God is also love and will not force anyone to love Him (1 John 4:16). Moreover, love must be freely expressed lest it cease to be love. He desires everyone to be saved (2 Peter 3:9) and our choice grants us the opportunity to love Him of our own volition, yet for those who reject Him there must be punishment. His perfect justness is in fact an aspect of His perfect love.
Why would a loving God condemn anyone to hell if He wants everyone saved?
This is answered in the previous question concerning God’s justness. However, the inquiry at hand is flawed. The appropriate construct would be, Why would a good, perfect, and just God of love NOT condemn His enemies to hell?

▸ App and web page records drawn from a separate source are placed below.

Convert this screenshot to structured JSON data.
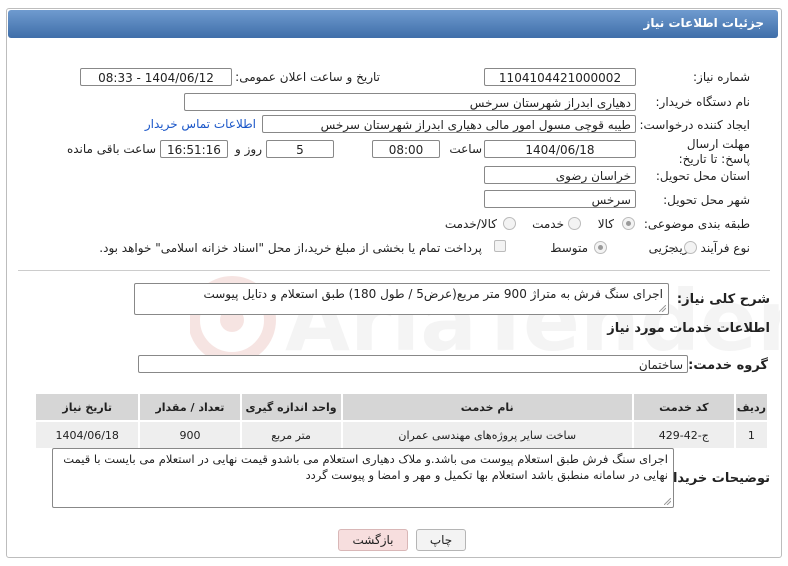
{
  "header": {
    "title": "جزئیات اطلاعات نیاز"
  },
  "fields": {
    "need_number_label": "شماره نیاز:",
    "need_number": "1104104421000002",
    "announce_label": "تاریخ و ساعت اعلان عمومی:",
    "announce_value": "1404/06/12 - 08:33",
    "buyer_org_label": "نام دستگاه خریدار:",
    "buyer_org": "دهیاری ابدراز شهرستان سرخس",
    "creator_label": "ایجاد کننده درخواست:",
    "creator": "طیبه قوچی مسول امور مالی دهیاری ابدراز شهرستان سرخس",
    "contact_link": "اطلاعات تماس خریدار",
    "deadline_label": "مهلت ارسال پاسخ: تا تاریخ:",
    "deadline_date": "1404/06/18",
    "time_label": "ساعت",
    "deadline_time": "08:00",
    "days": "5",
    "days_label": "روز و",
    "remaining": "16:51:16",
    "remaining_label": "ساعت باقی مانده",
    "province_label": "استان محل تحویل:",
    "province": "خراسان رضوی",
    "city_label": "شهر محل تحویل:",
    "city": "سرخس",
    "category_label": "طبقه بندی موضوعی:",
    "cat_goods": "کالا",
    "cat_service": "خدمت",
    "cat_both": "کالا/خدمت",
    "purchase_label": "نوع فرآیند خرید :",
    "proc_partial": "جزیی",
    "proc_medium": "متوسط",
    "payment_note": "پرداخت تمام یا بخشی از مبلغ خرید،از محل \"اسناد خزانه اسلامی\" خواهد بود."
  },
  "summary": {
    "label": "شرح کلی نیاز:",
    "text": "اجرای سنگ فرش به متراژ 900 متر مربع(عرض5 / طول 180) طبق استعلام و دتایل پیوست"
  },
  "services": {
    "section_title": "اطلاعات خدمات مورد نیاز",
    "group_label": "گروه خدمت:",
    "group_value": "ساختمان",
    "columns": [
      "ردیف",
      "کد خدمت",
      "نام خدمت",
      "واحد اندازه گیری",
      "تعداد / مقدار",
      "تاریخ نیاز"
    ],
    "rows": [
      [
        "1",
        "ج-42-429",
        "ساخت سایر پروژه‌های مهندسی عمران",
        "متر مربع",
        "900",
        "1404/06/18"
      ]
    ]
  },
  "buyer_notes": {
    "label": "توضیحات خریدار:",
    "text": "اجرای سنگ فرش طبق استعلام  پیوست می باشد.و ملاک  دهیاری استعلام  می باشدو قیمت نهایی در استعلام می بایست با قیمت  نهایی در سامانه  منطبق باشد استعلام  بها  تکمیل  و مهر و امضا و پیوست  گردد"
  },
  "buttons": {
    "print": "چاپ",
    "back": "بازگشت"
  },
  "watermark": {
    "brand": "AriaTender.net"
  },
  "colors": {
    "header_start": "#6f9bcf",
    "header_end": "#3f6ea9",
    "link": "#1a56c8",
    "back_button": "#f7dede"
  }
}
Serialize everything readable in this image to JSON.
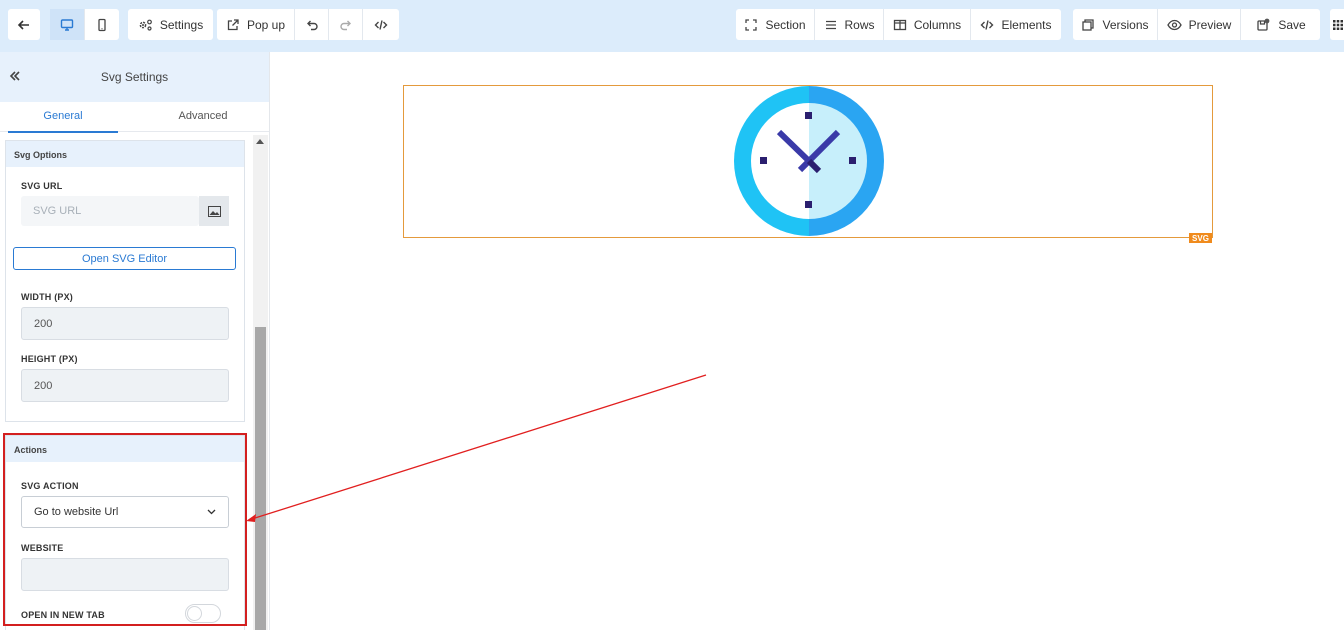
{
  "toolbar": {
    "settings_label": "Settings",
    "popup_label": "Pop up",
    "section_label": "Section",
    "rows_label": "Rows",
    "columns_label": "Columns",
    "elements_label": "Elements",
    "versions_label": "Versions",
    "preview_label": "Preview",
    "save_label": "Save"
  },
  "sidebar": {
    "title": "Svg Settings",
    "tabs": [
      "General",
      "Advanced"
    ],
    "svg_options": {
      "heading": "Svg Options",
      "url_label": "SVG URL",
      "url_placeholder": "SVG URL",
      "editor_button": "Open SVG Editor",
      "width_label": "WIDTH (PX)",
      "width_value": "200",
      "height_label": "HEIGHT (PX)",
      "height_value": "200"
    },
    "actions": {
      "heading": "Actions",
      "action_label": "SVG ACTION",
      "action_value": "Go to website Url",
      "website_label": "WEBSITE",
      "website_value": "",
      "new_tab_label": "OPEN IN NEW TAB",
      "new_tab_enabled": false
    }
  },
  "canvas": {
    "element_tag": "SVG",
    "icon": "clock-icon"
  },
  "colors": {
    "accent": "#2a7ad3",
    "highlight": "#d31f1f",
    "element_border": "#e49a3c"
  }
}
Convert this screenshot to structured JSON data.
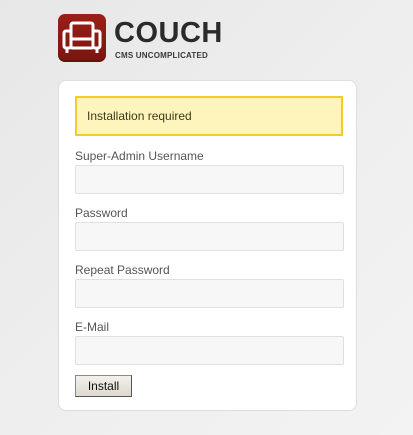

Of course, God did not create us to condemn us; He created us to share in His love. But those who choose not to love Him effectually condemn themselves to hell in that their choice determines their destiny (John 3:18, 36). Though the Lord God desires everyone to be reconciled to Himself, He allows us to act on our own desire by way of His sovereign gift of free choice- an occasion of true freedom born of His optimal love.
Did God create evil?
No, He did not. God through free will made evil possible, but disobedience to His will (per our choices) makes it actual. Sin was born in the heart of Lucifer when he fell to pride as a result of his own free self-will (Isaiah 14:12; 1 Tim. 3:6). Indeed, it is difficult to grasp how Lucifer and the other third of the angels (Rev. 12:4) rebelled against God
when all they had known was His goodness and love! This proves that a truly free will is a potent attribute to have been endowed with, further revealing our Creator’s value of love freely expressed and justice wholly accomplished.
An unfortunate event occurred when Lucifer facilitated the fall of man, thus passing on the stain of sin. Though such was foreknown by God, it unleashed the circumstance of the Christ’s Passion and provided a way of absolute restoration of what was lost in Eden’s garden.
In conclusion, how can we even claim the existence of evil and suffering absent an infallible standard of Good and Peace toward which we make a distinction? Thus, the existence of both evil and suffering actually prove the existence of a good and peace-loving God. Assuredly, evil will ultimately be defeated and those who reject God will be justly separated from all that is good. And fuller splendor awaits those who choose Jesus Christ in preparation for a world of perfect love freely expressed!
By: Jon Scott Birch @ jonbirch.com